This is all done utilizing the quantum resistant key encapsulation and digital signature algorithms Kyber and Dilithium. To further increase security, these quantum resistant algorithms are combined with pre-quantum schemes that have been proven secure against classical computers.
To derive the keys for encryption and signatures, only the master seed of the wallet is used. Public keys are securely stored by a lattice transaction (LatticeTX) and associated to a QRL address, which can be seen as an identity. By deploying this functionality, the QRL blockchain can also serve as a standalone public-key infrastructure by any third-party application.
You can use qrl-cli to interact: https://github.com/theQRL/qrl-cli/
As mentioned before, for the moment, you’ll still need to create your own off-chain network, but this sets the stage for GO-QRL, where everything can be incorporated on-chain for a fully decentralized, quantum secure, ephemeral messaging network!
Art created by Discord user Smith
QRL initially launched mainnet with cryptonight variant 1 (cn/1) due to its commitment to security (it was extensively reviewed) and its ability to avoid ASIC’s from centralizing the hashrate of the network. As time has gone on however, we’ve seen an increase of centralization to fewer miners.
While no PoW mining algorithm can completely avoid the progress of ASICS and FPGA’s, there’s been some implementations that show more promise than others. RandomX is one of those algorithms that shows promise.
As indicated from their github, RandomX is a proof-of-work (PoW) algorithm that is optimized for general-purpose CPUs. RandomX uses random code execution (hence the name) together with several memory-hard techniques to minimize the efficiency advantage of specialized hardware.
Beyond that, it’s critical that any algorithm that underpins the security of the network undergoes a thorough peer-review process. To that end, RandomX has been reviewed by 4 independent security research firms.
Other minor changes
Ability to toggle mainnet or testnet with a network-type argument to

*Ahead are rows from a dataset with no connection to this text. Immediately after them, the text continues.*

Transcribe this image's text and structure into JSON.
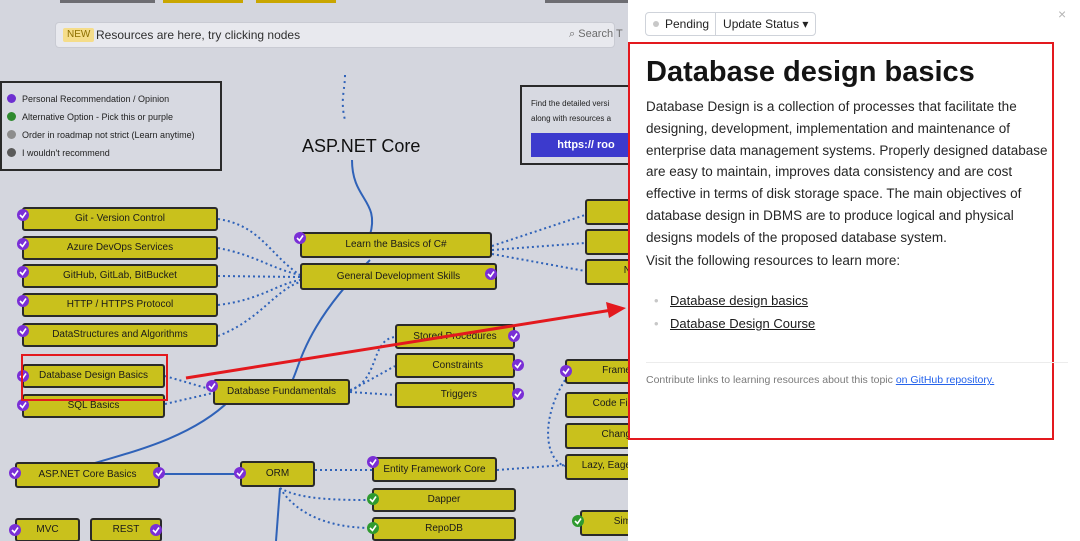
{
  "banner": {
    "tag": "NEW",
    "message": "Resources are here, try clicking nodes",
    "search_placeholder": "Search T"
  },
  "legend": {
    "items": [
      {
        "label": "Personal Recommendation / Opinion",
        "color": "#6d2fd0"
      },
      {
        "label": "Alternative Option - Pick this or purple",
        "color": "#2f8a2f"
      },
      {
        "label": "Order in roadmap not strict (Learn anytime)",
        "color": "#8d8d8d"
      },
      {
        "label": "I wouldn't recommend",
        "color": "#5a5a5a"
      }
    ]
  },
  "infobox": {
    "line1": "Find the detailed versi",
    "line2": "along with resources a",
    "link": "https:// roo"
  },
  "roadmap": {
    "title": "ASP.NET Core",
    "nodes": {
      "git": "Git - Version Control",
      "azure": "Azure DevOps Services",
      "github": "GitHub, GitLab, BitBucket",
      "http": "HTTP / HTTPS Protocol",
      "ds": "DataStructures and Algorithms",
      "dbdesign": "Database Design Basics",
      "sql": "SQL Basics",
      "csharp": "Learn the Basics of C#",
      "general": "General Development Skills",
      "dbfund": "Database Fundamentals",
      "stored": "Stored Procedures",
      "constraints": "Constraints",
      "triggers": "Triggers",
      "aspbasics": "ASP.NET Core Basics",
      "orm": "ORM",
      "efcore": "Entity Framework Core",
      "dapper": "Dapper",
      "repodb": "RepoDB",
      "mvc": "MVC",
      "rest": "REST",
      "frame": "Frame",
      "codefirst": "Code Fir",
      "change": "Chang",
      "lazy": "Lazy, Eage",
      "sim": "Sim",
      "n": "N"
    }
  },
  "panel": {
    "status": "Pending",
    "update_status": "Update Status ▾",
    "close": "×",
    "title": "Database design basics",
    "description": "Database Design is a collection of processes that facilitate the designing, development, implementation and maintenance of enterprise data management systems. Properly designed database are easy to maintain, improves data consistency and are cost effective in terms of disk storage space. The main objectives of database design in DBMS are to produce logical and physical designs models of the proposed database system.",
    "visit": "Visit the following resources to learn more:",
    "links": [
      "Database design basics",
      "Database Design Course"
    ],
    "contribute_text": "Contribute links to learning resources about this topic ",
    "contribute_link": "on GitHub repository."
  },
  "colors": {
    "node": "#c9c11c",
    "purple_check": "#7a2fd6",
    "green_check": "#2f9a2f",
    "highlight": "#e3191e",
    "link_blue": "#2563eb"
  }
}
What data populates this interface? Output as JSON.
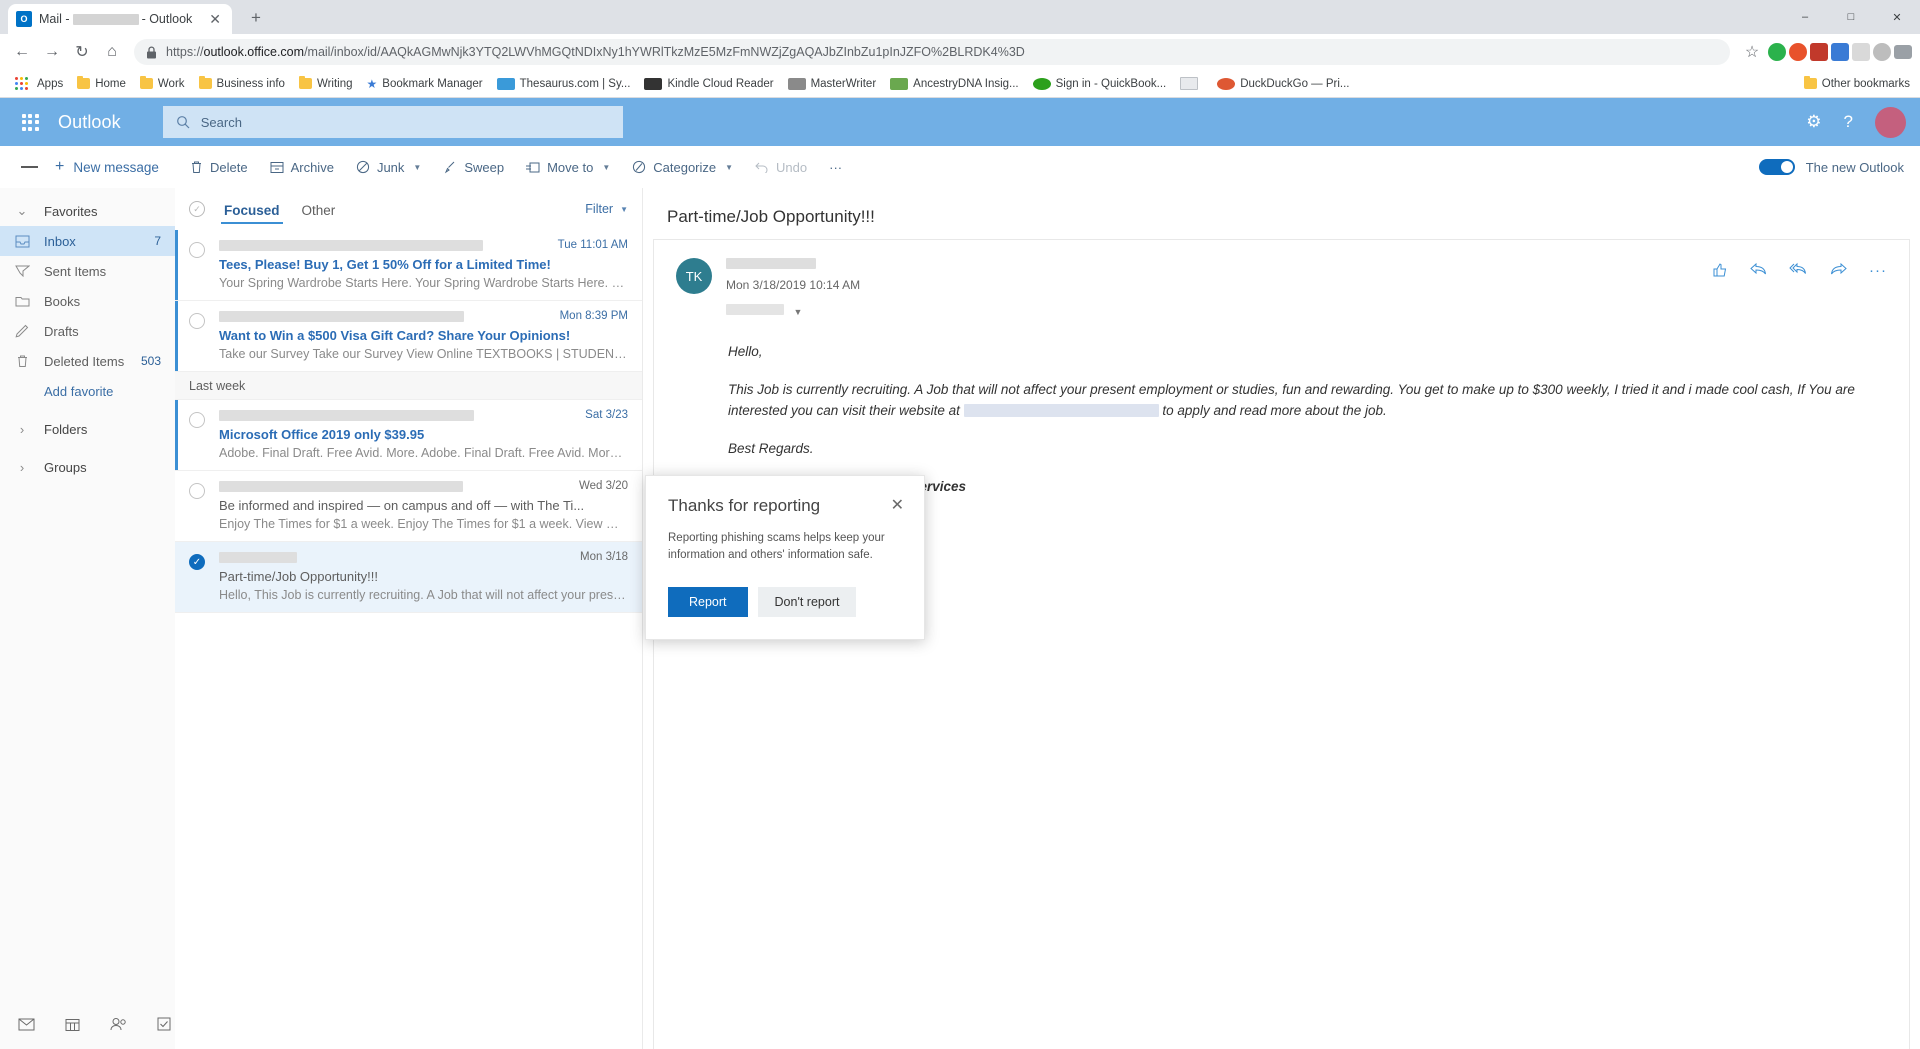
{
  "browser": {
    "tab": {
      "title_prefix": "Mail -",
      "title_suffix": "- Outlook",
      "favicon_label": "O"
    },
    "new_tab_label": "+",
    "window_controls": {
      "minimize": "–",
      "maximize": "□",
      "close": "✕"
    },
    "nav": {
      "back": "←",
      "forward": "→",
      "reload": "↻",
      "home": "⌂"
    },
    "omnibox": {
      "lock": "🔒",
      "scheme": "https://",
      "host": "outlook.office.com",
      "path": "/mail/inbox/id/AAQkAGMwNjk3YTQ2LWVhMGQtNDIxNy1hYWRlTkzMzE5MzFmNWZjZgAQAJbZInbZu1pInJZFO%2BLRDK4%3D",
      "star": "☆"
    },
    "bookmarks": [
      {
        "label": "Apps",
        "icon": "apps-grid-icon"
      },
      {
        "label": "Home",
        "icon": "folder-icon"
      },
      {
        "label": "Work",
        "icon": "folder-icon"
      },
      {
        "label": "Business info",
        "icon": "folder-icon"
      },
      {
        "label": "Writing",
        "icon": "folder-icon"
      },
      {
        "label": "Bookmark Manager",
        "icon": "star-icon"
      },
      {
        "label": "Thesaurus.com | Sy...",
        "icon": "site-icon"
      },
      {
        "label": "Kindle Cloud Reader",
        "icon": "site-icon"
      },
      {
        "label": "MasterWriter",
        "icon": "site-icon"
      },
      {
        "label": "AncestryDNA Insig...",
        "icon": "site-icon"
      },
      {
        "label": "Sign in - QuickBook...",
        "icon": "site-icon"
      },
      {
        "label": "",
        "icon": "page-icon"
      },
      {
        "label": "DuckDuckGo — Pri...",
        "icon": "site-icon"
      }
    ],
    "other_bookmarks": "Other bookmarks"
  },
  "outlook": {
    "brand": "Outlook",
    "search": {
      "placeholder": "Search",
      "icon": "search-icon"
    },
    "header_icons": {
      "settings": "gear-icon",
      "help": "help-icon",
      "avatar": "avatar"
    },
    "commandbar": {
      "new_message": "New message",
      "items": [
        {
          "label": "Delete",
          "icon": "trash-icon",
          "chevron": false,
          "disabled": false
        },
        {
          "label": "Archive",
          "icon": "archive-icon",
          "chevron": false,
          "disabled": false
        },
        {
          "label": "Junk",
          "icon": "block-icon",
          "chevron": true,
          "disabled": false
        },
        {
          "label": "Sweep",
          "icon": "broom-icon",
          "chevron": false,
          "disabled": false
        },
        {
          "label": "Move to",
          "icon": "move-icon",
          "chevron": true,
          "disabled": false
        },
        {
          "label": "Categorize",
          "icon": "tag-icon",
          "chevron": true,
          "disabled": false
        },
        {
          "label": "Undo",
          "icon": "undo-icon",
          "chevron": false,
          "disabled": true
        },
        {
          "label": "···",
          "icon": "more-icon",
          "chevron": false,
          "disabled": false
        }
      ],
      "new_outlook_label": "The new Outlook",
      "toggle_on": true
    },
    "nav": {
      "favorites_label": "Favorites",
      "items": [
        {
          "label": "Inbox",
          "count": "7",
          "icon": "inbox-icon",
          "active": true
        },
        {
          "label": "Sent Items",
          "count": "",
          "icon": "send-icon",
          "active": false
        },
        {
          "label": "Books",
          "count": "",
          "icon": "folder-icon",
          "active": false
        },
        {
          "label": "Drafts",
          "count": "",
          "icon": "pencil-icon",
          "active": false
        },
        {
          "label": "Deleted Items",
          "count": "503",
          "icon": "trash-icon",
          "active": false
        }
      ],
      "add_favorite": "Add favorite",
      "folders_label": "Folders",
      "groups_label": "Groups",
      "bottom_icons": [
        "mail-icon",
        "calendar-icon",
        "people-icon",
        "tasks-icon"
      ]
    },
    "list": {
      "pivots": [
        {
          "label": "Focused",
          "selected": true
        },
        {
          "label": "Other",
          "selected": false
        }
      ],
      "filter_label": "Filter",
      "select_all_icon": "circle-check-icon",
      "group_header": "Last week",
      "messages": [
        {
          "subject": "Tees, Please! Buy 1, Get 1 50% Off for a Limited Time!",
          "preview": "Your Spring Wardrobe Starts Here. Your Spring Wardrobe Starts Here. View Onl...",
          "date": "Tue 11:01 AM",
          "unread": true,
          "selected": false,
          "sender_redacted_width": 264,
          "group": "recent"
        },
        {
          "subject": "Want to Win a $500 Visa Gift Card? Share Your Opinions!",
          "preview": "Take our Survey Take our Survey View Online TEXTBOOKS | STUDENT OFFERS | ...",
          "date": "Mon 8:39 PM",
          "unread": true,
          "selected": false,
          "sender_redacted_width": 245,
          "group": "recent"
        },
        {
          "subject": "Microsoft Office 2019 only $39.95",
          "preview": "Adobe. Final Draft. Free Avid. More. Adobe. Final Draft. Free Avid. More. View ...",
          "date": "Sat 3/23",
          "unread": true,
          "selected": false,
          "sender_redacted_width": 255,
          "group": "lastweek"
        },
        {
          "subject": "Be informed and inspired — on campus and off — with The Ti...",
          "preview": "Enjoy The Times for $1 a week. Enjoy The Times for $1 a week. View Online TEX...",
          "date": "Wed 3/20",
          "unread": false,
          "selected": false,
          "sender_redacted_width": 244,
          "group": "lastweek"
        },
        {
          "subject": "Part-time/Job Opportunity!!!",
          "preview": "Hello, This Job is currently recruiting. A Job that will not affect your present em...",
          "date": "Mon 3/18",
          "unread": false,
          "selected": true,
          "sender_redacted_width": 78,
          "group": "lastweek"
        }
      ]
    },
    "reading": {
      "title": "Part-time/Job Opportunity!!!",
      "avatar_initials": "TK",
      "date": "Mon 3/18/2019 10:14 AM",
      "actions": [
        "thumbs-up-icon",
        "reply-icon",
        "reply-all-icon",
        "forward-icon",
        "more-icon"
      ],
      "paragraphs": [
        "Hello,",
        "This Job is currently recruiting.  A Job that will not affect your present employment or studies, fun and rewarding.  You get to make up to $300 weekly, I tried it and i made cool cash, If You are interested you can visit their website at",
        "to apply and read more about the job.",
        "Best Regards."
      ],
      "signature": "Job Placement And Student Services"
    },
    "dialog": {
      "title": "Thanks for reporting",
      "body": "Reporting phishing scams helps keep your information and others' information safe.",
      "primary_button": "Report",
      "secondary_button": "Don't report",
      "close_icon": "close-icon"
    }
  },
  "colors": {
    "accent": "#0f6cbd",
    "header": "#71afe5",
    "link": "#3b6ea5",
    "selected_row": "#eaf3fb",
    "nav_active": "#cfe4f7"
  }
}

Note: To run both at the same time, it’s still necessary to change ports in config.yml of one of the nodes to avoid conflicts.
Added addr_to field in message transaction
Now an address can be added to an 80 byte message transaction, allowing for assignable messages on the blockchain.
Added message_data to transfer transaction
Allows for on-chain transactions to include references to transaction ID’s in things like e-commerce applications.
New API has been added to support data related to new transactions
Address State has been optimized
Block reorg limit has been reduced from 22,000 to 300 blocks
Legacy API support for wallet daemon & grpcProxy
grpcProxy & wallet daemon both support — network-type as an argument
Updated versions for some of the dependencies
Added more unit tests covering different scenarios